Characters in court
Today I spent a few hours in the Brand van Zyl Law Library at the University of Cape Town. As an alumnus, I know the campus fairly well and I have been in the library previously for research on Shadow Self. It is always strange to go back to university for the day, but apart from the wonderful service – a stack of books piled up on the subject of cross-examination in the South African legal system, arranged by the librarian for me, I absolutely loved the quiet.
How wonderful is it to be in an environment where everybody has their heads down and are engrossed in study? There is something almost seductive about a library. The book stacks, the quiet sounds of flipping pages, the smell of paper. And it is amazing what you can get accomplished in terms of research in just a few hours. No interruptions. I know that Gretchen Rubin, the ‘happiness expert’ writes in a library and sitting in one myself with no bombardments from dogs, children, or phone calls I could see why.
This visit was the natural result of my meeting with Jan Luitingh – the family attorney who has supported me from a legal perspective throughout the writing of A Fish Out of Water, which I hope to finish by the end of May. He advised me that cross-examination is a master skill, an art, and not one I can simply ‘write’ off. So I read many examples of the finer points of cross, as well as some key elements to make it work in one’s writing. Here are some key questions the legal counsel will need to think about:
- The cross-examiner must listen carefully to the witness’s answer: L.A.E.R.
- Look for contradictions with other witnesses.
- How is the testimony of witnesses corroborated?
- Where can you show untruthfulness or exaggeration?
- Show the demeanour of the witness by getting him or her to react to questions.
- How important are the items handed in as material evidence in terms of your case?
- The cross-examiner should keep a poker face – whatever he or she hears.
- Frame your cross-examiner’s questions to elicit only one bit of information at a time.
- A good cross-examiner will not ask imprecise or sloppy questions.
- A good cross-examiner will not end up in an argument with the witness
- A cross-examiner will often use repetition, for example:
- A: I was afraid if I stayed, I would have another drink.

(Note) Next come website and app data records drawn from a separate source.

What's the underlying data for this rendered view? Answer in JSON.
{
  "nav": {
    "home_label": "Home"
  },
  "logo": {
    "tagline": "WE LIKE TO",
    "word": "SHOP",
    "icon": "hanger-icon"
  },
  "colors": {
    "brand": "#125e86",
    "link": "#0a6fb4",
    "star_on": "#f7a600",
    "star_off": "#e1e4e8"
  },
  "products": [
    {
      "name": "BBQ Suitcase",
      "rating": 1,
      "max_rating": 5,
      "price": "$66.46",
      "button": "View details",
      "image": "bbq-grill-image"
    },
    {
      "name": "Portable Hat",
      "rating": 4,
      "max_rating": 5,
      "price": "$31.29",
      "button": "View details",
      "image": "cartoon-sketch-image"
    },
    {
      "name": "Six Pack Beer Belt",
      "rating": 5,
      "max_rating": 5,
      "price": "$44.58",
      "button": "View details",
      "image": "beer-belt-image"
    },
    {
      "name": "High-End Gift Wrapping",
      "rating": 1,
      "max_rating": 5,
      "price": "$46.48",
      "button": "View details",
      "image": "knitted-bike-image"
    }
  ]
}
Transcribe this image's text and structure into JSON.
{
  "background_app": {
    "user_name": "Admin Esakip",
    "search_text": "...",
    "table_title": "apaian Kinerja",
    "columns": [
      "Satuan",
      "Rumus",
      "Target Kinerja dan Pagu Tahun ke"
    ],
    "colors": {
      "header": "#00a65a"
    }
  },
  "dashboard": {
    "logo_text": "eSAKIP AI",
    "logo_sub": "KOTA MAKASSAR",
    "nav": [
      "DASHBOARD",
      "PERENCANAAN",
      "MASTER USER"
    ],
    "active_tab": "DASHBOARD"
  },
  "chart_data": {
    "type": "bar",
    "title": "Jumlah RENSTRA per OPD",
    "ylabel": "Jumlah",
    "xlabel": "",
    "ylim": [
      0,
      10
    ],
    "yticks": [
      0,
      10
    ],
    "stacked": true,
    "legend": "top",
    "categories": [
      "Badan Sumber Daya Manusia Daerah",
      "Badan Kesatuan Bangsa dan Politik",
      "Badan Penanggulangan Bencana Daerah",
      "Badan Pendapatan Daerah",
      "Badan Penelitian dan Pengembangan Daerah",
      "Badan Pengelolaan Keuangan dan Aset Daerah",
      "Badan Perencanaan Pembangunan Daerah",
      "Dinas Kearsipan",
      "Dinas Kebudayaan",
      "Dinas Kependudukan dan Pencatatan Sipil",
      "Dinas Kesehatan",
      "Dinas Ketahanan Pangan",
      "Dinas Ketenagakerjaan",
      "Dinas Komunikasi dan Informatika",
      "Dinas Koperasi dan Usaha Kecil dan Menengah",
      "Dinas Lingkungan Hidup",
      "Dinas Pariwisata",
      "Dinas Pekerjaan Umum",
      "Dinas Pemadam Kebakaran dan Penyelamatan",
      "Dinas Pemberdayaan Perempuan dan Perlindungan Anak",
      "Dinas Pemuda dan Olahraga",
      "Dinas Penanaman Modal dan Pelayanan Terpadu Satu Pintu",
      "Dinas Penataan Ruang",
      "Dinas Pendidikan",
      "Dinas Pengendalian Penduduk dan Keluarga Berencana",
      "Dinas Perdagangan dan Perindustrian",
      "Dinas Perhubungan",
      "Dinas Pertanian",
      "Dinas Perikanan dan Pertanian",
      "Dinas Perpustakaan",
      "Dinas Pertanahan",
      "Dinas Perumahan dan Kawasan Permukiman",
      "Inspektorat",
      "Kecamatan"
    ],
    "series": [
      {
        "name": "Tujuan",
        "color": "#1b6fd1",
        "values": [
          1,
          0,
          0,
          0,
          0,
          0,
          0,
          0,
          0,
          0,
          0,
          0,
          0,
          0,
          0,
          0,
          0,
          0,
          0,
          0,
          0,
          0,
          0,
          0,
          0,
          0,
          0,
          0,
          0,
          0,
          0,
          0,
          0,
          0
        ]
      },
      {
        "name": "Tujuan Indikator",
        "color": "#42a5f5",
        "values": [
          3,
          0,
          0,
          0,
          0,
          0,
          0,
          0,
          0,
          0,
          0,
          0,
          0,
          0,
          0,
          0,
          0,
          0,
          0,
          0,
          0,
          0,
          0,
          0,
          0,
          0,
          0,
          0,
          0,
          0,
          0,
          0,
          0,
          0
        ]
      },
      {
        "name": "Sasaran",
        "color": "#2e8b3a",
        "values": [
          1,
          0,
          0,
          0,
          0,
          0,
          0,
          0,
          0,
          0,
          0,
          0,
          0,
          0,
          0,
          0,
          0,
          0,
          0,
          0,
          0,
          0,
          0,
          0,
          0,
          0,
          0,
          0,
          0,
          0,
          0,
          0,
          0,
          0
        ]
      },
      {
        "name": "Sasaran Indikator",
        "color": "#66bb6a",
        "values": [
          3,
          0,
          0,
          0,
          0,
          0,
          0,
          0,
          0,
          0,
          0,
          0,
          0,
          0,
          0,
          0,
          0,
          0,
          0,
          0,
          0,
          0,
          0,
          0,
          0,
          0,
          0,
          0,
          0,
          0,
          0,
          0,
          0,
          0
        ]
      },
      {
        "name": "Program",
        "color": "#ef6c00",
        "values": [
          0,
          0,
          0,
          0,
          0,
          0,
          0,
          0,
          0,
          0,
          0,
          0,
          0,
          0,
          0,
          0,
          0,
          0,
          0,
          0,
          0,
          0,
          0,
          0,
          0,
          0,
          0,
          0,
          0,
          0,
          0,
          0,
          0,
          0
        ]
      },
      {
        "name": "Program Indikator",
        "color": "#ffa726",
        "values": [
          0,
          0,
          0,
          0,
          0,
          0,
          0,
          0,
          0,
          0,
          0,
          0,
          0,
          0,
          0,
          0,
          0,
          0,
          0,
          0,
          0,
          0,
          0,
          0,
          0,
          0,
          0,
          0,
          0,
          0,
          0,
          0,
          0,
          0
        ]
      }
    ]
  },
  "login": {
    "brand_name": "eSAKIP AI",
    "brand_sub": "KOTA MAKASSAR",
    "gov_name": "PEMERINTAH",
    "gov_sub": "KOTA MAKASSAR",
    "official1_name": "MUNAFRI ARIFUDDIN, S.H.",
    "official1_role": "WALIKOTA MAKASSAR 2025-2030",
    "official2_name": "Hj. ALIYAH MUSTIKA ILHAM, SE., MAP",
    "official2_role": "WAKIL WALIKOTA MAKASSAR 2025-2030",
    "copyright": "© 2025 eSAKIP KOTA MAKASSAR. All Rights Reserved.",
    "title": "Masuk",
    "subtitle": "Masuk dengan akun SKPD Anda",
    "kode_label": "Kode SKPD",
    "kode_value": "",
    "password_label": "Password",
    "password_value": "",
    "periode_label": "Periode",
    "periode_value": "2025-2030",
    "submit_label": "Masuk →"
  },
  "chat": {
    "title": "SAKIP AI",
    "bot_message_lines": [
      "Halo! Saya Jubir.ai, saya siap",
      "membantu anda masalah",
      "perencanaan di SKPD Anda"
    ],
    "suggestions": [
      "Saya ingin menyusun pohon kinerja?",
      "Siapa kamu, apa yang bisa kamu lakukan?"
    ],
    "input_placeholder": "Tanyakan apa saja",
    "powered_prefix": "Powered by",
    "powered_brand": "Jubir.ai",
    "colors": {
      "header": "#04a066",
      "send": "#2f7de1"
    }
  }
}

- Q: You were afraid that if you stayed, you would have another drink. Now why, may I ask you, Mr Williams, was that a concern?
What advice can you offer writers who are dealing with cross?